Start of Data excerpts

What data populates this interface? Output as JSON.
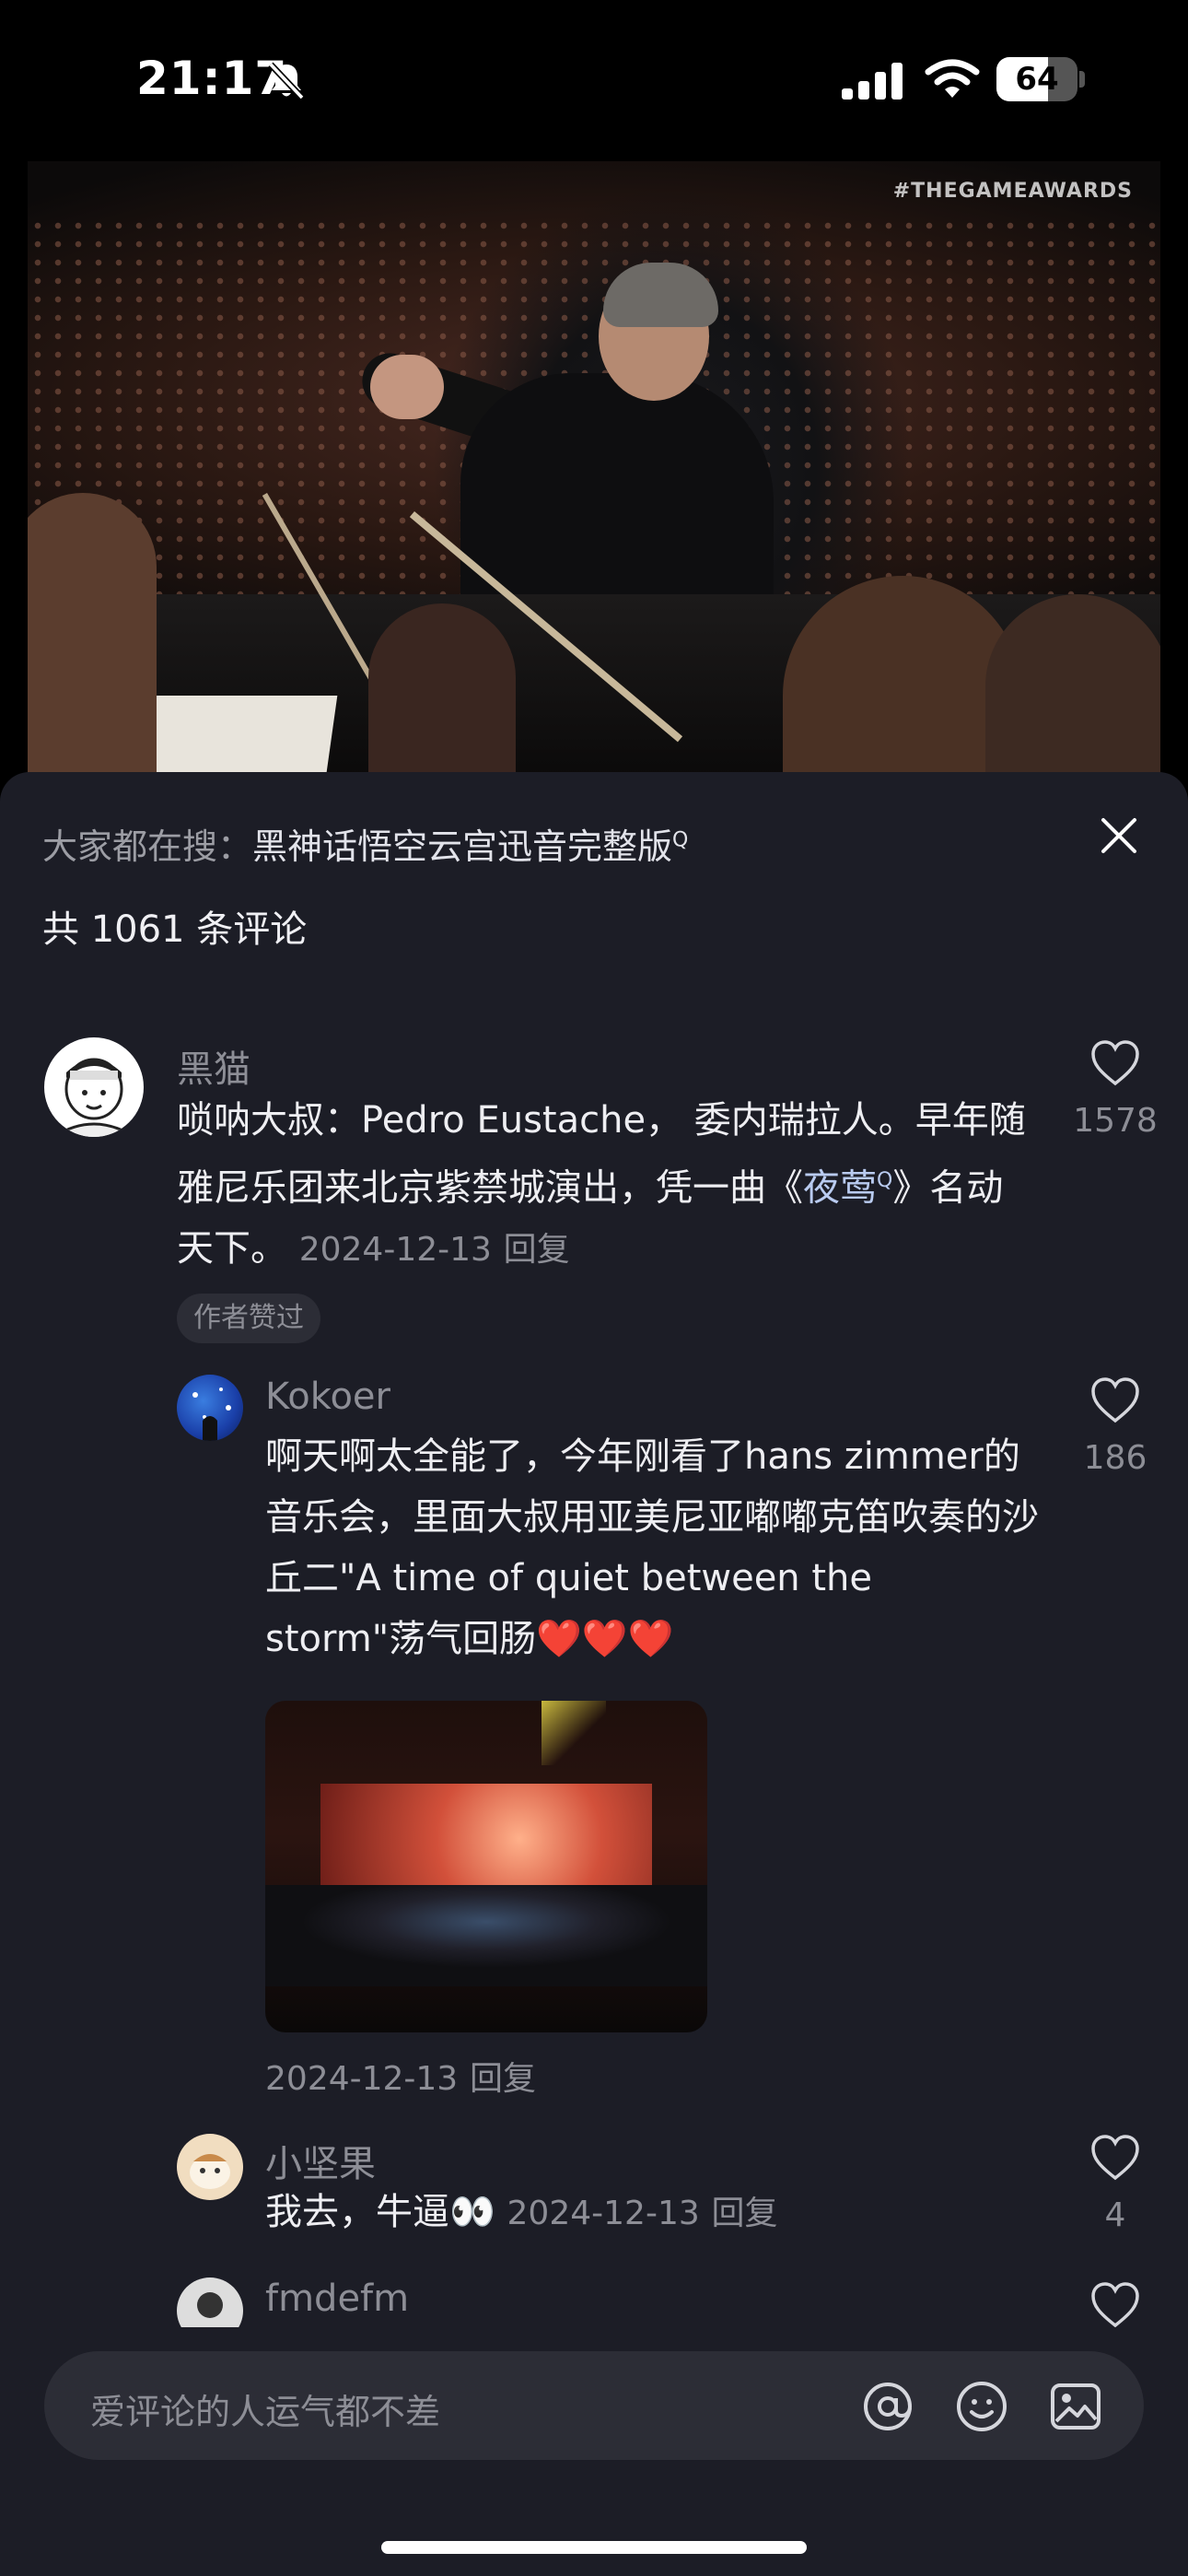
{
  "status_bar": {
    "time": "21:17",
    "battery": "64",
    "battery_level": 0.64
  },
  "video": {
    "watermark": "#THEGAMEAWARDS"
  },
  "comments_panel": {
    "search_prefix": "大家都在搜：",
    "search_keyword": "黑神话悟空云宫迅音完整版",
    "count_label": "共 1061 条评论",
    "comments": [
      {
        "username": "黑猫",
        "text_pre": "唢呐大叔：Pedro Eustache， 委内瑞拉人。早年随雅尼乐团来北京紫禁城演出，凭一曲《",
        "link": "夜莺",
        "text_post": "》名动天下。",
        "date": "2024-12-13",
        "reply": "回复",
        "likes": "1578",
        "badge": "作者赞过"
      },
      {
        "username": "Kokoer",
        "text": "啊天啊太全能了，今年刚看了hans zimmer的音乐会，里面大叔用亚美尼亚嘟嘟克笛吹奏的沙丘二\"A time of quiet between the storm\"荡气回肠❤️❤️❤️",
        "date": "2024-12-13",
        "reply": "回复",
        "likes": "186"
      },
      {
        "username": "小坚果",
        "text": "我去，牛逼👀",
        "date": "2024-12-13",
        "reply": "回复",
        "likes": "4"
      },
      {
        "username": "fmdefm"
      }
    ]
  },
  "input": {
    "placeholder": "爱评论的人运气都不差"
  },
  "icons": {
    "close": "close-icon",
    "like": "heart-icon",
    "mention": "at-icon",
    "emoji": "emoji-icon",
    "image": "image-icon"
  }
}
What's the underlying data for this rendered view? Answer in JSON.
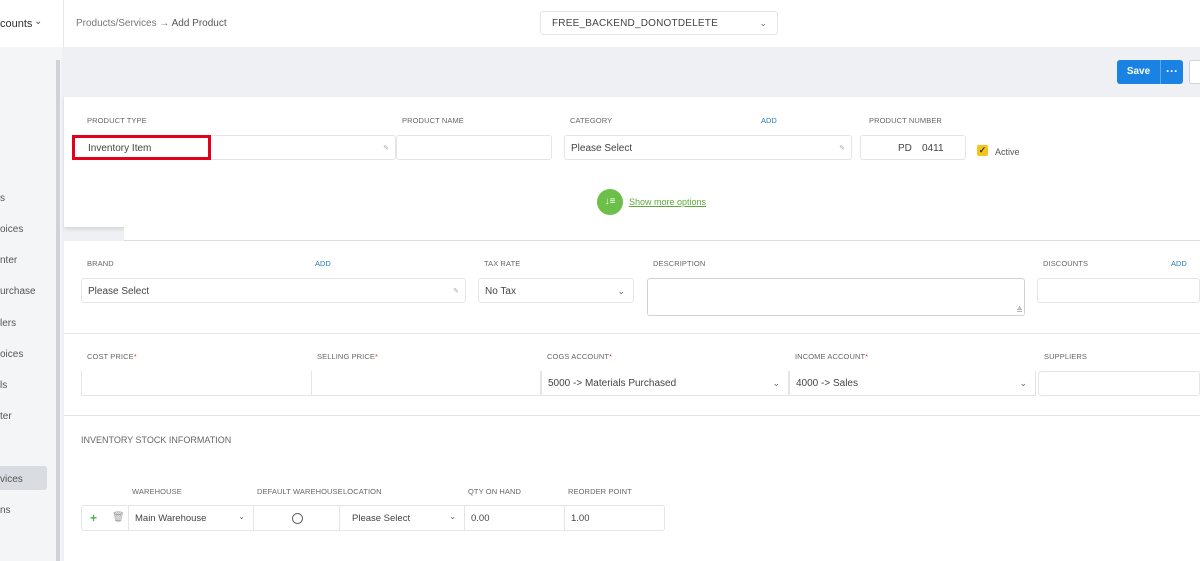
{
  "topbar": {
    "account_label": "counts",
    "breadcrumb_parent": "Products/Services",
    "breadcrumb_sep": " → ",
    "breadcrumb_current": "Add Product",
    "org_selector": "FREE_BACKEND_DONOTDELETE"
  },
  "sidebar": {
    "items": [
      "s",
      "oices",
      "nter",
      "urchase",
      "lers",
      "oices",
      "ls",
      "ter",
      "vices",
      "ns"
    ],
    "active_index": 8
  },
  "toolbar": {
    "save_label": "Save",
    "more_label": "···"
  },
  "product": {
    "type_label": "PRODUCT TYPE",
    "type_value": "Inventory Item",
    "name_label": "PRODUCT NAME",
    "name_value": "",
    "category_label": "CATEGORY",
    "category_add": "ADD",
    "category_value": "Please Select",
    "number_label": "PRODUCT NUMBER",
    "number_prefix": "PD",
    "number_value": "0411",
    "active_label": "Active",
    "active_checked": true,
    "show_more": "Show more options"
  },
  "details": {
    "brand_label": "BRAND",
    "brand_add": "ADD",
    "brand_value": "Please Select",
    "tax_label": "TAX RATE",
    "tax_value": "No Tax",
    "desc_label": "DESCRIPTION",
    "discounts_label": "DISCOUNTS",
    "discounts_add": "ADD"
  },
  "pricing": {
    "cost_label": "COST PRICE",
    "selling_label": "SELLING PRICE",
    "cogs_label": "COGS ACCOUNT",
    "cogs_value": "5000 -> Materials Purchased",
    "income_label": "INCOME ACCOUNT",
    "income_value": "4000 -> Sales",
    "suppliers_label": "SUPPLIERS",
    "required_mark": "*"
  },
  "inventory": {
    "title": "INVENTORY STOCK INFORMATION",
    "columns": [
      "WAREHOUSE",
      "DEFAULT WAREHOUSE",
      "LOCATION",
      "QTY ON HAND",
      "REORDER POINT"
    ],
    "rows": [
      {
        "warehouse": "Main Warehouse",
        "location": "Please Select",
        "qty": "0.00",
        "reorder": "1.00"
      }
    ]
  }
}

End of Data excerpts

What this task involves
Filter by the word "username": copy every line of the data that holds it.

Written answer
        "username": "黑猫",
        "username": "Kokoer",
        "username": "小坚果",
        "username": "fmdefm"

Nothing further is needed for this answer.